What won't Bob Hope eat? Now we know. Since the legendary comic was hospitalized last Thursday for gastrointestinal bleeding, we had been inundated with daily reports of the rehabbing entertainer's diet. On Monday, some eggs (and butterscotch candy and pie and …); on Tuesday, a burger (and a shake and apple juice and …); and so on.
Fascinated by an intimate look into one man's eclectic eating habits, we wondered if we could insert ourselves into the story.
Since Hope appeared to be eating everything anyway, could we make him eat something that we provided? Could we help put the nation's favorite funnyman on the road to recovery?
To make a long story short, we ordered Hope a pizza today. Here's a log of what happened:
MMM: Pizza (© Domino's Pizza) 11:30 a.m.: Operation Pizza of Hope begins. We call the phone operator for numbers of pizza parlors and pizza chains in Rancho Mirage, Calif. (the desert city where Hope is laid up at the Eisenhower Regional Medical Center). Unfortunately, not a lot of Domino's in the retirement-friendly community. In fact, we can't find any.

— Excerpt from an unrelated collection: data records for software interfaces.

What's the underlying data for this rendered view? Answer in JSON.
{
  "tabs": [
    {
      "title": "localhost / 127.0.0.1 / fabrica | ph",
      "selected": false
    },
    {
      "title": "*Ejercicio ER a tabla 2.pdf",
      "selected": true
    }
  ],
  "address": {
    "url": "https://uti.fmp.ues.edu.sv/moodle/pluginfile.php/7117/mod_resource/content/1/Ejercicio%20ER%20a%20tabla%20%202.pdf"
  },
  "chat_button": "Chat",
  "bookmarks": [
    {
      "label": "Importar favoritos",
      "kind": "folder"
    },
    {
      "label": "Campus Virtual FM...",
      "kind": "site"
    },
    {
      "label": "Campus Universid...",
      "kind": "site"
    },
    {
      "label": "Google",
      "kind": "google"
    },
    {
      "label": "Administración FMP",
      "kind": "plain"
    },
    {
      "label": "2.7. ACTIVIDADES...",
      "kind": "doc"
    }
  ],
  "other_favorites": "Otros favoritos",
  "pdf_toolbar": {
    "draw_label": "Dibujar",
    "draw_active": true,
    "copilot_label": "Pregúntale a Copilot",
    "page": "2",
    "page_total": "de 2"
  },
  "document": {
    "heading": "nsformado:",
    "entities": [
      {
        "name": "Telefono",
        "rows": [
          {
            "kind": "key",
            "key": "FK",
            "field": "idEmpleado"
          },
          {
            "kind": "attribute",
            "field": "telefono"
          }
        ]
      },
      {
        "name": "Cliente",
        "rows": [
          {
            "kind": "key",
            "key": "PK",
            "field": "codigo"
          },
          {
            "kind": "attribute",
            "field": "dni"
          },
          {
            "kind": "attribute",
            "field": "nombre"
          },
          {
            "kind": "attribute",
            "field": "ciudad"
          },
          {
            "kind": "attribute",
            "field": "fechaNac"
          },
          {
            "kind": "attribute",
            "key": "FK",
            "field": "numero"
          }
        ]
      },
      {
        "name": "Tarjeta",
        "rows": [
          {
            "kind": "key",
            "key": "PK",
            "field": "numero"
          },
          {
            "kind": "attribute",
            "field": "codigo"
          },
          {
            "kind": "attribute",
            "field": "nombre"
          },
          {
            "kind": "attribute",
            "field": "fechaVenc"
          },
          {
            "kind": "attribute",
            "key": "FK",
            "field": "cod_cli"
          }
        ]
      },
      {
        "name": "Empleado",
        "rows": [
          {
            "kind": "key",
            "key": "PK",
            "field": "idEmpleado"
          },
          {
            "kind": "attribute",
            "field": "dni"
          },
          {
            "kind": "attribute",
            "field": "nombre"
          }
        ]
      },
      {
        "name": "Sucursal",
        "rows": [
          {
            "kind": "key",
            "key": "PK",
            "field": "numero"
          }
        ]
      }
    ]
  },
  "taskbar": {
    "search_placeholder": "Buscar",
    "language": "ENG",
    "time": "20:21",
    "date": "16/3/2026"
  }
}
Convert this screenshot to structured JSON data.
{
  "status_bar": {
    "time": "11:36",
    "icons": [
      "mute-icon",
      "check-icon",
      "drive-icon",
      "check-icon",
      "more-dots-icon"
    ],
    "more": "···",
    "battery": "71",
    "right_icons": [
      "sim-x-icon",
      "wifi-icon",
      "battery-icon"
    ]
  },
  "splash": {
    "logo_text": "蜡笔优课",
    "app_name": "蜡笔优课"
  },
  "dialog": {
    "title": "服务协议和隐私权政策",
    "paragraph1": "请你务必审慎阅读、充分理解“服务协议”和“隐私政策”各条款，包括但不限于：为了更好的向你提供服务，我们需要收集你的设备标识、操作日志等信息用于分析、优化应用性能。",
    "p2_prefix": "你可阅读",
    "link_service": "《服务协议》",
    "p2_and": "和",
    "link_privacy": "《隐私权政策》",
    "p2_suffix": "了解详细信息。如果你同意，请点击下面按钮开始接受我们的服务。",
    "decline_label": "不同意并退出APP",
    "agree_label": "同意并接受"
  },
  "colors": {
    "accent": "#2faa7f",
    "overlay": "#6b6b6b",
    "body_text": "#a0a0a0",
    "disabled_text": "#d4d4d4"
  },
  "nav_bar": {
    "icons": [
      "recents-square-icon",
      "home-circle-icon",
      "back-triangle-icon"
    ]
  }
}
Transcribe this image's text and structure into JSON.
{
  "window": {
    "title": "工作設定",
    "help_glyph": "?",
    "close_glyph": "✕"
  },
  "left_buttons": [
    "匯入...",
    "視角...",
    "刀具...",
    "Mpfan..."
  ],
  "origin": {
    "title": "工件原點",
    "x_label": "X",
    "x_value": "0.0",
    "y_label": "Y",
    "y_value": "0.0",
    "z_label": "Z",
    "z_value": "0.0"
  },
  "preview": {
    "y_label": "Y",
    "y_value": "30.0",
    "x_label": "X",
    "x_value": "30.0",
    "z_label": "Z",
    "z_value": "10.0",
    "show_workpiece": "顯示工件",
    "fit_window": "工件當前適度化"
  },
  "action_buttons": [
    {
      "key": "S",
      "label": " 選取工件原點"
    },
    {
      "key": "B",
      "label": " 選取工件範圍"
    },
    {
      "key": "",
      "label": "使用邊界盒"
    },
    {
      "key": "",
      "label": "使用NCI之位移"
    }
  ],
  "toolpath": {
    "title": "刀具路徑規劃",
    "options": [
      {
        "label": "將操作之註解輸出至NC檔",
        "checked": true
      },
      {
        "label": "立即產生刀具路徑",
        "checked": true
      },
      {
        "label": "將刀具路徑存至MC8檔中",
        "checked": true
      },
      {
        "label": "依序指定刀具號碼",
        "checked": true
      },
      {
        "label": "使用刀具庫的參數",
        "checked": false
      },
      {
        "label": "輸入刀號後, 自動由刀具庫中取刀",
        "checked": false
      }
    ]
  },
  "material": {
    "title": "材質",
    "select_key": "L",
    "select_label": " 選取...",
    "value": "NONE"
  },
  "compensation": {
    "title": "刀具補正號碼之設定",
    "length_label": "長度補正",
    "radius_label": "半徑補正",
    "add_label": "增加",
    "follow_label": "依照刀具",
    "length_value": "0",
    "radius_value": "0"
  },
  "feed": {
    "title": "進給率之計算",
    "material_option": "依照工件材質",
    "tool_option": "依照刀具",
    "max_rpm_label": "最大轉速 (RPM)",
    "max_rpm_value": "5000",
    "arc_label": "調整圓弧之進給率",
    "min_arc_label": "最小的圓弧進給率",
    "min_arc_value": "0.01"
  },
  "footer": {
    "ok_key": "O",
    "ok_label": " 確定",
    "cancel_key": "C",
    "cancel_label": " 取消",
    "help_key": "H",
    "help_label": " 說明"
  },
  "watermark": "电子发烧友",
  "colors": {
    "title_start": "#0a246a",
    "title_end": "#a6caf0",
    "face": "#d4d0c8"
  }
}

11:45 a.m.: Restaurant Express, a delivery service in the Rancho Mirage area that specializes in delivering food from member restaurants, is located.
11:55 a.m.: Rusty at Restaurant Express hooks us up with Niccolino's in Cathedral City, Calif. Our order: One medium cheese pizza (light on the cheese), a side of zucchini strips and a 20-ounce Sprite. All are to be delivered to the Eisenhower Regional Medical Center in care of Mr. Bob Hope. We opt for a plain cheese pizza per the advice of a medical professional (i.e. our company's insurance provider). Earlier today, we called Betty at Aetna and asked what kind of pizza would be best for an elderly man recovering from, you know, gastrointestinal bleeding. Betty, a registered nurse, told us it was best to avoid greasy or spicy toppings, hence depriving Mr. Hope of the Pepperoni Lover's Special.
The zucchini strips were chosen over: fried chicken strips (too fried); garlic bread (too greasy); jalapeño garlic bread (too greasy and spicy); and, minestrone soup (we hate eating soup for lunch).
And so you know, we made Sprite our beverage of choice (bypassing Coke) based on the same doctor's recommendation. (Sorry, Mr. Hope, caffeine is not recommended.)
One other note on the order: We decline an offer by Restaurant Express to include (additional charge) utensils with the meal. We figured that he's: (a) in a hospital; (b) eating tons of food -- the guy's gotta have a fork.
When it's all done, our tab comes out to: $24.97.
Meanwhile, an hour passes …
1 p.m.: Call Restaurant Express. The delivery to the hospital is confirmed.
1:05 p.m.: Call Eisenhower Regional Medical Center. The delivery is confirmed. But, when asked if the pie was taken to Mr. Hope's private room, no concrete answer is provided -- although the phrase, "the pizza's somewhere in the hospital," is thrown around quite a bit.
1:15 p.m.: Call Mr. Hope's publicist to report a possible pizzanapping. Strangely, we get no call back.
1:30 p.m.: We think we want our money back.
5 p.m.: Bob Hope is discharged from hospital. To sum up, during his seven-day hospital stay, Bob Hope consumed, according to his doctors: beef with pasta, asparagus, apple juice, a burger, a shake, lemon meringue pie, a leg of lamb, mashed potatoes, spinach, eggs, butterscotch candy, oatmeal, but as far as we know ... not our pizza! Still, the way we figure: We order him a pizza; four hours later he's well enough to go home.
Coincidence? We'd like to think not.